[Items from a data source]
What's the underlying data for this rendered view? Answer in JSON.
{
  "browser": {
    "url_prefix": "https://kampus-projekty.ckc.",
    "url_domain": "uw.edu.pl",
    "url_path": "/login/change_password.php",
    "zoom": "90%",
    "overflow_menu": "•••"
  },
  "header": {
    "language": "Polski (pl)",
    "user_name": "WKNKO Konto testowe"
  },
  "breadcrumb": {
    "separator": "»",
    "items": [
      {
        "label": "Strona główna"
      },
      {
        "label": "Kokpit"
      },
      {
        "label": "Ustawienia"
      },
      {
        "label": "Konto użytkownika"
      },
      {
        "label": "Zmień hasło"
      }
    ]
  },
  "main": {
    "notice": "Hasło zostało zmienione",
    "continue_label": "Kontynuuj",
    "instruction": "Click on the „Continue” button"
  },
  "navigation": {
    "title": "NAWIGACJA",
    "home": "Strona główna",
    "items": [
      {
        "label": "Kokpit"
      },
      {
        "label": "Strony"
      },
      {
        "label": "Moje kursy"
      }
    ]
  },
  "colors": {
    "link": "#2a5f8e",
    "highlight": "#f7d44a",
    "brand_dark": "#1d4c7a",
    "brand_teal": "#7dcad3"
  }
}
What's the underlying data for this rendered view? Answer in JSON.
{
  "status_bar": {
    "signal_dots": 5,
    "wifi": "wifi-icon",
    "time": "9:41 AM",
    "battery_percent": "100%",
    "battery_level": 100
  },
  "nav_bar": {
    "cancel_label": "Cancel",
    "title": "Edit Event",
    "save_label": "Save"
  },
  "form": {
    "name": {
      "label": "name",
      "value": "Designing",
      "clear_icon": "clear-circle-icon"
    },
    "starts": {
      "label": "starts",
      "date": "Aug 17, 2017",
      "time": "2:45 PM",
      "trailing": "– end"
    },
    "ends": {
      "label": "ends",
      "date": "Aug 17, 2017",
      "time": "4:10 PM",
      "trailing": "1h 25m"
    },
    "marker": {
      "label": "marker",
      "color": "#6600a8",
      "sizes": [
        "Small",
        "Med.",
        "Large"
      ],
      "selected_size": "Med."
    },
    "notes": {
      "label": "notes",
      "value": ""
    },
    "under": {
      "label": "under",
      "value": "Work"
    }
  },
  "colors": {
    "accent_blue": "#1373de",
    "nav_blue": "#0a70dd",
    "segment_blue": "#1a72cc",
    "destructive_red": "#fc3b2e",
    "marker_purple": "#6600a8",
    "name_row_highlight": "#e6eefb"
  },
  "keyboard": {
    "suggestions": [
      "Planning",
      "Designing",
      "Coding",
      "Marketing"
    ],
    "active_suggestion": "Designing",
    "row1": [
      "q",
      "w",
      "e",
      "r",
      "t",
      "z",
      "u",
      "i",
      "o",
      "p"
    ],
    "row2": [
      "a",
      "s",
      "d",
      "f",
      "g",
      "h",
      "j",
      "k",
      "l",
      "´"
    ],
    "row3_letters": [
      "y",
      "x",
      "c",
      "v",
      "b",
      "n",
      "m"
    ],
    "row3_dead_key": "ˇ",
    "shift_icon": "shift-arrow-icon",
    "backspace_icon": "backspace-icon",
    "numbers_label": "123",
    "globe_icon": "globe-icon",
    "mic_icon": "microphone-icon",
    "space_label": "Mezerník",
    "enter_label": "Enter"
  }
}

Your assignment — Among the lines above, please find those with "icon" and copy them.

Solution below —
    "wifi": "wifi-icon",
      "clear_icon": "clear-circle-icon"
    "shift_icon": "shift-arrow-icon",
    "backspace_icon": "backspace-icon",
    "globe_icon": "globe-icon",
    "mic_icon": "microphone-icon",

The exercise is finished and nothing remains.